I may be messing up the thread, on other hand, this must be trivial (if it is correct) -I just wanted to check:

W(2ln2)=ln2

W(3ln3)=ln3

W(4ln4)=ln4

W(nln(n))=ln n , n>=1

So h(1/4) = h((1/2)^2) = W( -ln (1/2)^2)/-ln(1/2)^2=W(2ln2)/2ln2= 1/2

h(1/27) = h((1/3)^3) = 1/3

h(1/256) = h(1/4)^4) = h((1/2)^2^2^2) = 1/4

h(1/3125)=h(1/5)^5=1/5

h(1/n^n)=1/n

Which is the same as taking n-th root of n^n.

so that :

h(1) +h(1/4) + h(1/27) + h(1/256) ...+h(1/n^n)... = harmonic series

h(1)^2+h((1/4))^2+h((1/27))^2 +...+ h(1/n^n))^2...= pi^2/6 and so on for higher powers in series.

We also have W(-ln2/2) = -ln2

So h (2^1/2) = W(-ln2/2)/-1/2ln2 = -ln2/(-1/2ln2)= 2 and simmetry ends at e^1/e

Multplying h(1/x^x) * h(x^1/x) = 1 at each x if -1/e<x<e.

so h(x^1/x) = 1/h(1/x^x). h(1/x^x) converges for all -<1/e x<1/e so all positive integers can be produced as

n=1/(h(1/n^n))), n>=1 , fractions

1/n=h(1/n^n))

In that sense h(1/n^n) works opposite integers -when n is in denominator, h(1/n^n) is in numerator.

so ln n = Integral (1/n) = integral h((1/n^n))

we can also make:

m/n = h(1/n^n) / h(1/m^m)

practically all integer numbers and rational fractions can be substituted by h of something, also functions like ln , Especially, h(e^pi/2) = +- i .......... but i^4=1 so in the end

1= (+h(e^pi/2))^4, -1 = (+h(e^pi/2))^2

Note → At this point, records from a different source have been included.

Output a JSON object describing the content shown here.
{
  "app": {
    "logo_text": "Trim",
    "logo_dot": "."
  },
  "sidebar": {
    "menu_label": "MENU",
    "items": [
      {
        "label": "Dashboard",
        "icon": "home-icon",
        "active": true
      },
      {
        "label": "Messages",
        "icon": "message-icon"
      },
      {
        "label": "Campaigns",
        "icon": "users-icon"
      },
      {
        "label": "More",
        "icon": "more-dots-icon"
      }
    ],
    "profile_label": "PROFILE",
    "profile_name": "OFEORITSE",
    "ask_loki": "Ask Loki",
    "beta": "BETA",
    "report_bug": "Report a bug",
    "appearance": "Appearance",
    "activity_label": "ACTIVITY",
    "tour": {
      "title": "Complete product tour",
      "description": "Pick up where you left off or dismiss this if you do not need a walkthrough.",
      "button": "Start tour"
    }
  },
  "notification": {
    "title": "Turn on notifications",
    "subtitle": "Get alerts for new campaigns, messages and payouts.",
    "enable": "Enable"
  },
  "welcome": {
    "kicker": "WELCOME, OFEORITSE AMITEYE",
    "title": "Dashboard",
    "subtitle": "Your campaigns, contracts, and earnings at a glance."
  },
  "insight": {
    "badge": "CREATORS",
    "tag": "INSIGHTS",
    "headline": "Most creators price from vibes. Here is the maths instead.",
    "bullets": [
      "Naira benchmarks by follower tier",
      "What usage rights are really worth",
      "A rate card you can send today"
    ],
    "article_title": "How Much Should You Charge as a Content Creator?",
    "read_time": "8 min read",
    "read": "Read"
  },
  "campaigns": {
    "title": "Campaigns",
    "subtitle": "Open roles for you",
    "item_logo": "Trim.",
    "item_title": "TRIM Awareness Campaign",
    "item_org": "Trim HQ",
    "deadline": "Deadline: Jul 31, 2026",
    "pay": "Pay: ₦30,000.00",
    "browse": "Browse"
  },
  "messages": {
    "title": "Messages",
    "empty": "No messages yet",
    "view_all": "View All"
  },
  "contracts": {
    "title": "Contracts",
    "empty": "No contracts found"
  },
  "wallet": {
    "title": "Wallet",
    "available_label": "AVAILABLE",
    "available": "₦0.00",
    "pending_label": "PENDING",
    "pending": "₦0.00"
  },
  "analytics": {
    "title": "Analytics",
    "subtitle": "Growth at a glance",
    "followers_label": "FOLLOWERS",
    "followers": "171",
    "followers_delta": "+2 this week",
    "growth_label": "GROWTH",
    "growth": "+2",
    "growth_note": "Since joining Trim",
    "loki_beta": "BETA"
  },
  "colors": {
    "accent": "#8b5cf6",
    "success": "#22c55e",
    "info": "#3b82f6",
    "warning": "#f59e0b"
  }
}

2= (+h(e^pi/2))^4+ (h(e^pi/2))^4

So even i can be replaced by h(e^pi/2) so that

i = e^+h(e^pi/2)*pi/2

My feeling is that the whole number axis except transcendental numbers like e,pi, 2 can be constructed from infinite tetration-may be that is how nature works?

You can take any infinite series and replace integer n with 1/h(1/n^n) for a starter and see what happens.

W(2ln2)=ln2

W(3ln3)=ln3

W(4ln4)=ln4

W(nln(n))=ln n , n>=1

So h(1/4) = h((1/2)^2) = W( -ln (1/2)^2)/-ln(1/2)^2=W(2ln2)/2ln2= 1/2

h(1/27) = h((1/3)^3) = 1/3

h(1/256) = h(1/4)^4) = h((1/2)^2^2^2) = 1/4

h(1/3125)=h(1/5)^5=1/5

h(1/n^n)=1/n

Which is the same as taking n-th root of n^n.

so that :

h(1) +h(1/4) + h(1/27) + h(1/256) ...+h(1/n^n)... = harmonic series

h(1)^2+h((1/4))^2+h((1/27))^2 +...+ h(1/n^n))^2...= pi^2/6 and so on for higher powers in series.

We also have W(-ln2/2) = -ln2

So h (2^1/2) = W(-ln2/2)/-1/2ln2 = -ln2/(-1/2ln2)= 2 and simmetry ends at e^1/e

Multplying h(1/x^x) * h(x^1/x) = 1 at each x if -1/e<x<e.

so h(x^1/x) = 1/h(1/x^x). h(1/x^x) converges for all -<1/e x<1/e so all positive integers can be produced as

n=1/(h(1/n^n))), n>=1 , fractions

1/n=h(1/n^n))

In that sense h(1/n^n) works opposite integers -when n is in denominator, h(1/n^n) is in numerator.

so ln n = Integral (1/n) = integral h((1/n^n))

we can also make:

m/n = h(1/n^n) / h(1/m^m)

practically all integer numbers and rational fractions can be substituted by h of something, also functions like ln , Especially, h(e^pi/2) = +- i .......... but i^4=1 so in the end

1= (+h(e^pi/2))^4, -1 = (+h(e^pi/2))^2

2= (+h(e^pi/2))^4+ (h(e^pi/2))^4

So even i can be replaced by h(e^pi/2) so that

i = e^+h(e^pi/2)*pi/2

My feeling is that the whole number axis except transcendental numbers like e,pi, 2 can be constructed from infinite tetration-may be that is how nature works?

You can take any infinite series and replace integer n with 1/h(1/n^n) for a starter and see what happens.